It’s been three years since a magnitude 9.0 earthquake and subsequent tsunami struck the northeastern shoreline of Japan’s Honshu Island, sweeping away entire towns and claiming more than 15,000 lives.
In its destruction, the tsunami also damaged the Fukushima Daiichi Nuclear Power Plant, sparking the meltdown of three of the facility’s six nuclear reactors. Soon afterwards the plant began releasing radioactive material into the surrounding ocean, resulting in the largest dump of nuclear waste since the 1986 Chernobyl disaster.
Now scientists say that radioactive seawater is about to make it to Southern California.
Researchers at CSU Long Beach, lead by Professor Steven Manley, have embarked on an ambitious project — dubbed Kelp Watch 2014 — to find out just how much radioactive material we have in our local seawater. By examining levels of radioactive isotopes in local kelp populations, Manley and his team hope to dispel notions that the radiation poses a significant health risk to humans.
“The anticipated amounts [of radioactive material], because of the dilution that has occurred, are not considered to be human health risks,” Manley said, while harvesting kelp just outside the Long Beach Harbor last Thursday. “But I think it’s important to know actually what is in our environment.”
While it’s important to not conflate the tragic events of Fukushima with possible seawater contamination off the coast of California, Manley notes that the migration of radioactive material from the coast of Japan to Southern California is significant.

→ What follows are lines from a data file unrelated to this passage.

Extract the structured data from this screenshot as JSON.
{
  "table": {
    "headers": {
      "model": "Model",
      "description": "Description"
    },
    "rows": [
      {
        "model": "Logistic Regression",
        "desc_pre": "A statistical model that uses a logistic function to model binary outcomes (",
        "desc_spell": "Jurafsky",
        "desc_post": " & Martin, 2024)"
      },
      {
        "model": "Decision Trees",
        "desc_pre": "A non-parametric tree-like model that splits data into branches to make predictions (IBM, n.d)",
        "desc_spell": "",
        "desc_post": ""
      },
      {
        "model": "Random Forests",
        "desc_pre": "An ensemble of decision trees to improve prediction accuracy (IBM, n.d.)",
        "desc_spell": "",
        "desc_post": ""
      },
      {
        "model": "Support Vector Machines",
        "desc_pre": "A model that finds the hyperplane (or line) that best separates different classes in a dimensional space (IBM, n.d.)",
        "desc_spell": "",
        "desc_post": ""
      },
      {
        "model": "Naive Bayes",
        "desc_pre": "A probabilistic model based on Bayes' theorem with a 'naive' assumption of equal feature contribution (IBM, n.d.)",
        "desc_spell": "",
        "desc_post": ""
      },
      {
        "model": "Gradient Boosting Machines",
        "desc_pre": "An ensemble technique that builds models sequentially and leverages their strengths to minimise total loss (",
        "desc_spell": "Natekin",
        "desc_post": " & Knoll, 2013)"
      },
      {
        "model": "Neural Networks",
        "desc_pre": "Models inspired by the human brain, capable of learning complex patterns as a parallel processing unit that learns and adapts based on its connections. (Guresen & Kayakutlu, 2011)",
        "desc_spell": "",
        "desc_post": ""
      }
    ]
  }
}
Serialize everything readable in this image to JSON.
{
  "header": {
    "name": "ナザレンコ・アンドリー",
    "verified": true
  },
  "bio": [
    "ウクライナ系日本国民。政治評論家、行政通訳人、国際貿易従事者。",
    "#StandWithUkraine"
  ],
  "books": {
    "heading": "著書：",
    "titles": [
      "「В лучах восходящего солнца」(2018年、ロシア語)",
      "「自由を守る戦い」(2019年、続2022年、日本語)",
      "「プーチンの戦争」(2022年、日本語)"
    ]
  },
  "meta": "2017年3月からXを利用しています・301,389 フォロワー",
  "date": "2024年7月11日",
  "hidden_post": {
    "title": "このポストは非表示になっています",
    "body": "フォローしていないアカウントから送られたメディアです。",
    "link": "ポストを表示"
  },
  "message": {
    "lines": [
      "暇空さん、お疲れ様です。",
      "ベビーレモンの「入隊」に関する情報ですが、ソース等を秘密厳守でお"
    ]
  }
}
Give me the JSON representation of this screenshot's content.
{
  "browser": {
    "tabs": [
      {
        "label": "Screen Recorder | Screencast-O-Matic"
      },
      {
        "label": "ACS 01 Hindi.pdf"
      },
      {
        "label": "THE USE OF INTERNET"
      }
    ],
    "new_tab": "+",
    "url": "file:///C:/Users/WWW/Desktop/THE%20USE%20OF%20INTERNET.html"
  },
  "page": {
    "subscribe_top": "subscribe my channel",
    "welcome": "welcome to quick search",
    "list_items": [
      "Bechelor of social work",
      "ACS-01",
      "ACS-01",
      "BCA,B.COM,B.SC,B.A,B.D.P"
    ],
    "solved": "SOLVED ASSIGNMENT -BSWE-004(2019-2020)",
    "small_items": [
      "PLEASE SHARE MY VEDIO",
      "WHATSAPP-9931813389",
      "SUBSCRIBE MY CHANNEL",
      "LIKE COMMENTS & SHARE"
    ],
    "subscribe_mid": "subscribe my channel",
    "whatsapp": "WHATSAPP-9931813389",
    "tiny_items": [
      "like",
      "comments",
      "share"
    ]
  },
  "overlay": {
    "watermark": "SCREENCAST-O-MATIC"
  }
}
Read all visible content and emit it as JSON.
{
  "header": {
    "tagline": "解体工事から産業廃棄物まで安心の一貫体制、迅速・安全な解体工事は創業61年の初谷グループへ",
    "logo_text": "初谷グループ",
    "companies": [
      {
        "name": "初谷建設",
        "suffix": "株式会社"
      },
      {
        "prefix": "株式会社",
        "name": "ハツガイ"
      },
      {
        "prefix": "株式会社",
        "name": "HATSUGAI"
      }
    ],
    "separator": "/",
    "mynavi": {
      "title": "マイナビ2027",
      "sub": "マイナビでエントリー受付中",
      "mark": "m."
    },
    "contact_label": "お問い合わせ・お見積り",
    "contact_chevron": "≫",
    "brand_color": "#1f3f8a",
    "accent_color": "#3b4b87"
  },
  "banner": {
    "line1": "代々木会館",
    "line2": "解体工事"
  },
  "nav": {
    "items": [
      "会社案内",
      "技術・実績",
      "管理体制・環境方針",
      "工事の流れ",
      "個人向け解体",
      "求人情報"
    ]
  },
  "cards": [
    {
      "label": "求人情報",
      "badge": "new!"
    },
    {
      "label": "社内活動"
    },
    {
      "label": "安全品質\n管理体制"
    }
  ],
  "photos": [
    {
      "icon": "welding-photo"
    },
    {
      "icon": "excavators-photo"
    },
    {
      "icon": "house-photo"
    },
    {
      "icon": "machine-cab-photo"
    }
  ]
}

He added that he doesn’t anticipate finding any radioactive material from Fukushima in this initial round of testing, but that future tests in July and later this winter should show signs of Fukushima contamination.
To hear more about Kelp Watch 2014, listen below: